▶ [RECORDS SUPPLIED]:
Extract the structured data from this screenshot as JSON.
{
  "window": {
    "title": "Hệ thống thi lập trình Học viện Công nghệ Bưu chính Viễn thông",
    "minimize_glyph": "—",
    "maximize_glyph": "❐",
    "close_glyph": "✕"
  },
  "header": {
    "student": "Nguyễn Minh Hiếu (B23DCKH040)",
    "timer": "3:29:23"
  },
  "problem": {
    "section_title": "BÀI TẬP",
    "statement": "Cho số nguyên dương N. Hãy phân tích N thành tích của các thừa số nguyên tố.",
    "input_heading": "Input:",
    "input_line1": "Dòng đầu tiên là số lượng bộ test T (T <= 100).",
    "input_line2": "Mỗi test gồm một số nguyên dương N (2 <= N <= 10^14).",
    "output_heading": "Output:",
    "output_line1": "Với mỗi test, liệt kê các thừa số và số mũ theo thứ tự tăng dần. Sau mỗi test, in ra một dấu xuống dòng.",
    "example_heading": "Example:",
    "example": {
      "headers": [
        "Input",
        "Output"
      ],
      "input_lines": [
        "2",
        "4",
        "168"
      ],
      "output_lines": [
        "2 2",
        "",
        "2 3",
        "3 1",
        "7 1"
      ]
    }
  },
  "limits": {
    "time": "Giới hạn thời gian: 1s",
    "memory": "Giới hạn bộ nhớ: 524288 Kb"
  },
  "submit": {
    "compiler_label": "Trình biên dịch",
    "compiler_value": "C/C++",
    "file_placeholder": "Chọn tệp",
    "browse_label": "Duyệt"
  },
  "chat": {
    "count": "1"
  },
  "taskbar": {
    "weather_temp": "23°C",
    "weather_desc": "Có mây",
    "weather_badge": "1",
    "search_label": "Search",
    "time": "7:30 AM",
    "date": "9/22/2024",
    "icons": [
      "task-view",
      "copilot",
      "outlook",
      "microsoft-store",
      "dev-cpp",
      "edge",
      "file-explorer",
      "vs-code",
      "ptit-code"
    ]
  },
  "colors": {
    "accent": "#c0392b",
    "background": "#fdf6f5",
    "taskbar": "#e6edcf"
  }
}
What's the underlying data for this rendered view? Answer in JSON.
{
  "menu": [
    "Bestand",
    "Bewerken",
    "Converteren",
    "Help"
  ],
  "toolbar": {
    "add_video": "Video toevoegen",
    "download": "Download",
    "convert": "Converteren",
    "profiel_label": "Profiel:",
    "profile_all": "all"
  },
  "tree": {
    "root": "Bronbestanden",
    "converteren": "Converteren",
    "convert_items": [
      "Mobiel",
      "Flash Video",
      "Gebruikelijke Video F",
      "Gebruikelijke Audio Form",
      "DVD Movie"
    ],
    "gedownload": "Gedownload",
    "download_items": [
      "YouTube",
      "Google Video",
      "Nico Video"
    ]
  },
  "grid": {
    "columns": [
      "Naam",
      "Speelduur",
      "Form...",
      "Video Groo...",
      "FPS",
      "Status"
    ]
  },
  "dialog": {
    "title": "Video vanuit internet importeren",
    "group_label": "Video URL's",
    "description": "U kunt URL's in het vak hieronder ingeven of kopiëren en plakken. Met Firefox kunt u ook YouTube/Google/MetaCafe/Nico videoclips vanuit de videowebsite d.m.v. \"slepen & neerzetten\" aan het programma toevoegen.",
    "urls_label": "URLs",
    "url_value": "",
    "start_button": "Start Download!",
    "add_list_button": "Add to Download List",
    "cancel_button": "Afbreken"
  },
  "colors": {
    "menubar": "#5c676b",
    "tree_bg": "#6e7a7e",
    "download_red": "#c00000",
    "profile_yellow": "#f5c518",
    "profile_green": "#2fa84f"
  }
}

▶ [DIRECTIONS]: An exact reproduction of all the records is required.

▶ [FINISHED EXERCISE]:
Extract the structured data from this screenshot as JSON.
{
  "window": {
    "title": "Hệ thống thi lập trình Học viện Công nghệ Bưu chính Viễn thông",
    "minimize_glyph": "—",
    "maximize_glyph": "❐",
    "close_glyph": "✕"
  },
  "header": {
    "student": "Nguyễn Minh Hiếu (B23DCKH040)",
    "timer": "3:29:23"
  },
  "problem": {
    "section_title": "BÀI TẬP",
    "statement": "Cho số nguyên dương N. Hãy phân tích N thành tích của các thừa số nguyên tố.",
    "input_heading": "Input:",
    "input_line1": "Dòng đầu tiên là số lượng bộ test T (T <= 100).",
    "input_line2": "Mỗi test gồm một số nguyên dương N (2 <= N <= 10^14).",
    "output_heading": "Output:",
    "output_line1": "Với mỗi test, liệt kê các thừa số và số mũ theo thứ tự tăng dần. Sau mỗi test, in ra một dấu xuống dòng.",
    "example_heading": "Example:",
    "example": {
      "headers": [
        "Input",
        "Output"
      ],
      "input_lines": [
        "2",
        "4",
        "168"
      ],
      "output_lines": [
        "2 2",
        "",
        "2 3",
        "3 1",
        "7 1"
      ]
    }
  },
  "limits": {
    "time": "Giới hạn thời gian: 1s",
    "memory": "Giới hạn bộ nhớ: 524288 Kb"
  },
  "submit": {
    "compiler_label": "Trình biên dịch",
    "compiler_value": "C/C++",
    "file_placeholder": "Chọn tệp",
    "browse_label": "Duyệt"
  },
  "chat": {
    "count": "1"
  },
  "taskbar": {
    "weather_temp": "23°C",
    "weather_desc": "Có mây",
    "weather_badge": "1",
    "search_label": "Search",
    "time": "7:30 AM",
    "date": "9/22/2024",
    "icons": [
      "task-view",
      "copilot",
      "outlook",
      "microsoft-store",
      "dev-cpp",
      "edge",
      "file-explorer",
      "vs-code",
      "ptit-code"
    ]
  },
  "colors": {
    "accent": "#c0392b",
    "background": "#fdf6f5",
    "taskbar": "#e6edcf"
  }
}
What's the underlying data for this rendered view? Answer in JSON.
{
  "menu": [
    "Bestand",
    "Bewerken",
    "Converteren",
    "Help"
  ],
  "toolbar": {
    "add_video": "Video toevoegen",
    "download": "Download",
    "convert": "Converteren",
    "profiel_label": "Profiel:",
    "profile_all": "all"
  },
  "tree": {
    "root": "Bronbestanden",
    "converteren": "Converteren",
    "convert_items": [
      "Mobiel",
      "Flash Video",
      "Gebruikelijke Video F",
      "Gebruikelijke Audio Form",
      "DVD Movie"
    ],
    "gedownload": "Gedownload",
    "download_items": [
      "YouTube",
      "Google Video",
      "Nico Video"
    ]
  },
  "grid": {
    "columns": [
      "Naam",
      "Speelduur",
      "Form...",
      "Video Groo...",
      "FPS",
      "Status"
    ]
  },
  "dialog": {
    "title": "Video vanuit internet importeren",
    "group_label": "Video URL's",
    "description": "U kunt URL's in het vak hieronder ingeven of kopiëren en plakken. Met Firefox kunt u ook YouTube/Google/MetaCafe/Nico videoclips vanuit de videowebsite d.m.v. \"slepen & neerzetten\" aan het programma toevoegen.",
    "urls_label": "URLs",
    "url_value": "",
    "start_button": "Start Download!",
    "add_list_button": "Add to Download List",
    "cancel_button": "Afbreken"
  },
  "colors": {
    "menubar": "#5c676b",
    "tree_bg": "#6e7a7e",
    "download_red": "#c00000",
    "profile_yellow": "#f5c518",
    "profile_green": "#2fa84f"
  }
}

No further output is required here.